As for accountability to Parliament, as raised by the hon. Member for Glasgow Central, the legislation requires the FCA to produce statements of policy and notices when exercising the powers. There is also a requirement to review the exercise of its methodology every two years and to publish a report following that review. The FCA is required to exercise its powers in accordance with the two statutory objectives: consumer protection and market integrity. That is the relationship to parliamentary accountability.

Turning to the other matters raised by the right hon. Gentleman around the administrator challenging a designation, if the FCA decides to designate a benchmark under this article, the benchmark administrator has the option of referring the matter to the upper tribunal. The FCA is required to inform the administrator of its right to refer the decision to the upper tribunal and the procedure for doing so.

As for the continued publication of a benchmark that has been deemed unrepresentative, in the case of a critical benchmark such as LIBOR, the benchmark is so widely used that its discontinuation would represent a risk to financial stability and create disruption for market participants. Therefore, this Bill provides the FCA with the power to require a change to how a critical benchmark is determined, including input data, to preserve the existence of the benchmark for a limited time period to help those contracts that otherwise would not realistically transfer to an alternative benchmark.

I hope I have done justice to most of what the right hon. Gentleman raised. I will seek to review what we have exchanged and, if there are outstanding matters, to write to him.

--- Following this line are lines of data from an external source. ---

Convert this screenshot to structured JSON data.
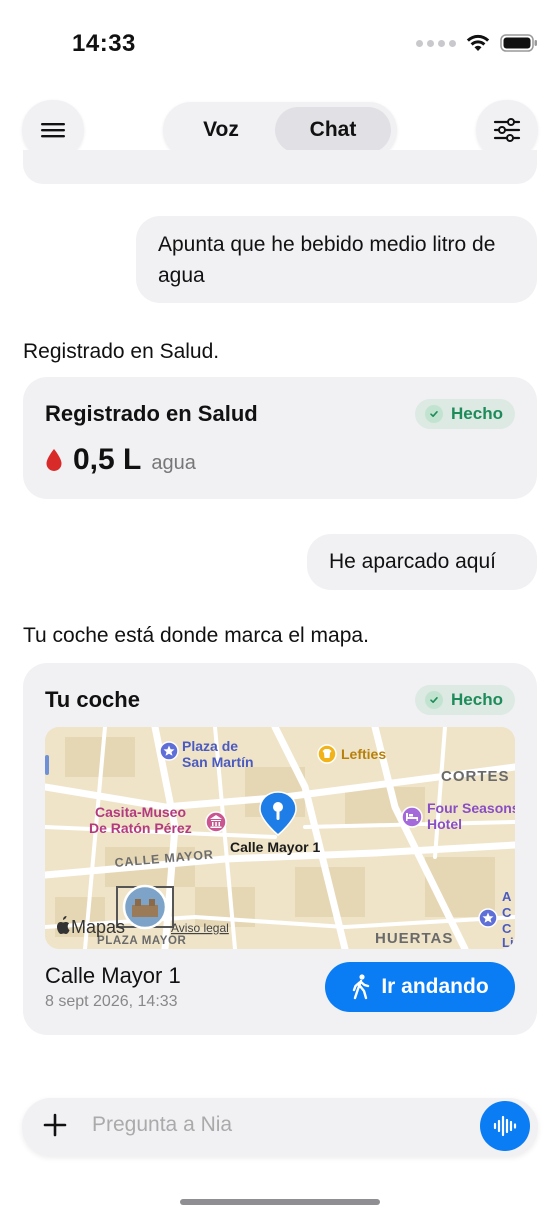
{
  "status": {
    "time": "14:33"
  },
  "nav": {
    "tab_voice": "Voz",
    "tab_chat": "Chat",
    "active_tab": "Chat"
  },
  "messages": {
    "user_1": "Apunta que he bebido medio litro de agua",
    "assistant_1": "Registrado en Salud.",
    "user_2": "He aparcado aquí",
    "assistant_2": "Tu coche está donde marca el mapa."
  },
  "health_card": {
    "title": "Registrado en Salud",
    "badge": "Hecho",
    "value": "0,5 L",
    "label": "agua",
    "icon": "water-drop-icon"
  },
  "car_card": {
    "title": "Tu coche",
    "badge": "Hecho",
    "map": {
      "labels": {
        "plaza_san_martin_1": "Plaza de",
        "plaza_san_martin_2": "San Martín",
        "lefties": "Lefties",
        "cortes": "CORTES",
        "casita_1": "Casita-Museo",
        "casita_2": "De Ratón Pérez",
        "four_seasons_1": "Four Seasons",
        "four_seasons_2": "Hotel",
        "calle_mayor_street": "CALLE MAYOR",
        "pin_label": "Calle Mayor 1",
        "plaza_mayor": "PLAZA MAYOR",
        "huertas": "HUERTAS",
        "maps_brand": "Mapas",
        "legal": "Aviso legal",
        "edge_a": "A",
        "edge_c1": "C",
        "edge_c2": "C",
        "edge_li": "Li"
      }
    },
    "location_name": "Calle Mayor 1",
    "date": "8 sept 2026, 14:33",
    "action_label": "Ir andando"
  },
  "input": {
    "placeholder": "Pregunta a Nia"
  },
  "colors": {
    "accent": "#0a7cf4",
    "done_green": "#1e8c5a",
    "drop_red": "#d92a2a",
    "card_bg": "#f1f1f4"
  }
}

I am relieved we have moved beyond clause 1.

Question put and agreed to.

Clause 13 accordingly ordered to stand part of the Bill.

Ordered, That the debate be now adjourned.—(David Rutley.)

Adjourned till this day at Two o’clock.